Last year I had been presented the possibility of teaching a workshop in Senegal (which, unfortunately, I later had to refuse) and that led me to researching gris-gris, amulets worn for protection from evil. Often the gris-gris is a small cloth or leather pouch containing small objects or written verses. The idea of wearing writing for magical purposes fascinates me as my Muy Marcottage huipiles and dresses all have words or phrases stitched onto them.
One link leads to another and that’s how I discovered the work of Irini Gonou. Irini’s work is very poetic and deals a lot with magic scripts and apotropaic texts. She has a series of work entitled The Sheltering Word representing her exploration of the healing and protective powers of the written word.
“la veuve du vernay” collage by Irini Gonou
for more information regarding the writing used by Irini, read this interesting interview: Irini Gonou’s “A Tale of Two Cultures” | Published under Caspian Arts Foundation
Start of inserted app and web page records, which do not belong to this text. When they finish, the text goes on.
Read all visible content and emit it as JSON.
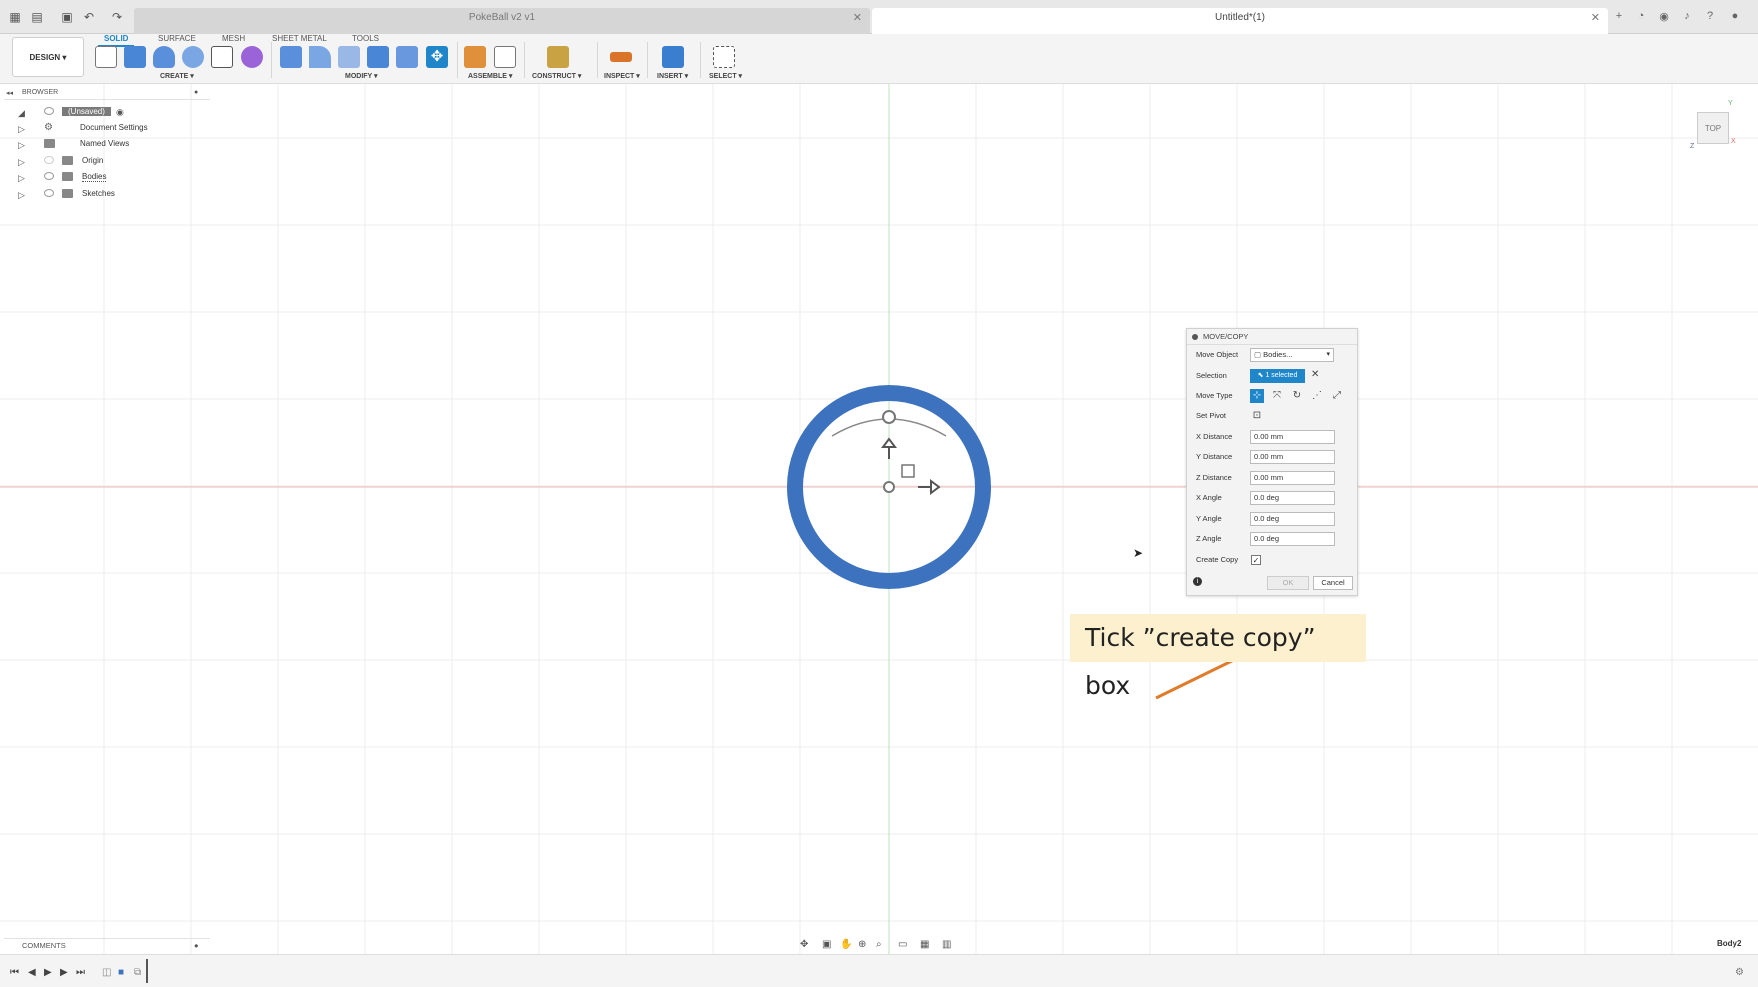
{
  "app": {
    "tabs": [
      {
        "label": "PokeBall v2 v1",
        "active": false
      },
      {
        "label": "Untitled*(1)",
        "active": true
      }
    ]
  },
  "ribbon": {
    "workspace": "DESIGN ▾",
    "tabs": [
      "SOLID",
      "SURFACE",
      "MESH",
      "SHEET METAL",
      "TOOLS"
    ],
    "groups": [
      "CREATE ▾",
      "MODIFY ▾",
      "ASSEMBLE ▾",
      "CONSTRUCT ▾",
      "INSPECT ▾",
      "INSERT ▾",
      "SELECT ▾"
    ]
  },
  "browser": {
    "title": "BROWSER",
    "root": "(Unsaved)",
    "items": [
      "Document Settings",
      "Named Views",
      "Origin",
      "Bodies",
      "Sketches"
    ]
  },
  "viewcube": {
    "face": "TOP",
    "axis_y": "Y",
    "axis_x": "X",
    "axis_z": "Z"
  },
  "dialog": {
    "title": "MOVE/COPY",
    "fields": {
      "move_object_label": "Move Object",
      "move_object_value": "Bodies...",
      "selection_label": "Selection",
      "selection_value": "1 selected",
      "move_type_label": "Move Type",
      "set_pivot_label": "Set Pivot",
      "x_distance_label": "X Distance",
      "x_distance_value": "0.00 mm",
      "y_distance_label": "Y Distance",
      "y_distance_value": "0.00 mm",
      "z_distance_label": "Z Distance",
      "z_distance_value": "0.00 mm",
      "x_angle_label": "X Angle",
      "x_angle_value": "0.0 deg",
      "y_angle_label": "Y Angle",
      "y_angle_value": "0.0 deg",
      "z_angle_label": "Z Angle",
      "z_angle_value": "0.0 deg",
      "create_copy_label": "Create Copy",
      "create_copy_checked": true
    },
    "ok": "OK",
    "cancel": "Cancel"
  },
  "callout": {
    "text": "Tick ”create copy” box",
    "color": "#e07b2a"
  },
  "comments": {
    "title": "COMMENTS"
  },
  "status": {
    "body": "Body2"
  },
  "colors": {
    "accent": "#1f86c9",
    "ring": "#3d72be",
    "axis_red": "#e8a0a0",
    "axis_green": "#a8dca8"
  }
}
Apparently Blaise Pascal, the French mathematician and philosopher, was also into magical writing. Around 1654, he had a mystical vision and then wrote about it. And if that wasn’t enough, he sewed this “Memorial” onto the lining of his jacket.
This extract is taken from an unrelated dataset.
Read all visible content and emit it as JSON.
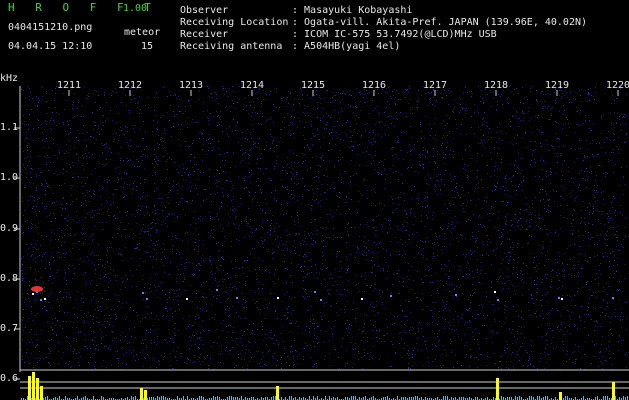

Related links: Broken beauty + Introducing Gonou’s Magic Scripts and Apotropaic Texts to Bergen + pinterest taliman and amulet page + L’exemple des Tanagras (in French)+ Scientists Prove That DNA Can Be Reprogrammed With Words And Frequencies
P.S. Thank you Jo for telling me about this! Above is a foto of scribbles made by Australian gum moths on the bark of a eucalytus tree. Looks like some kind of stream of consciousness writing, no? Australian writer, Nancy Cato, wrote about this phenomenon in her children’s story Nin & the Scribblies.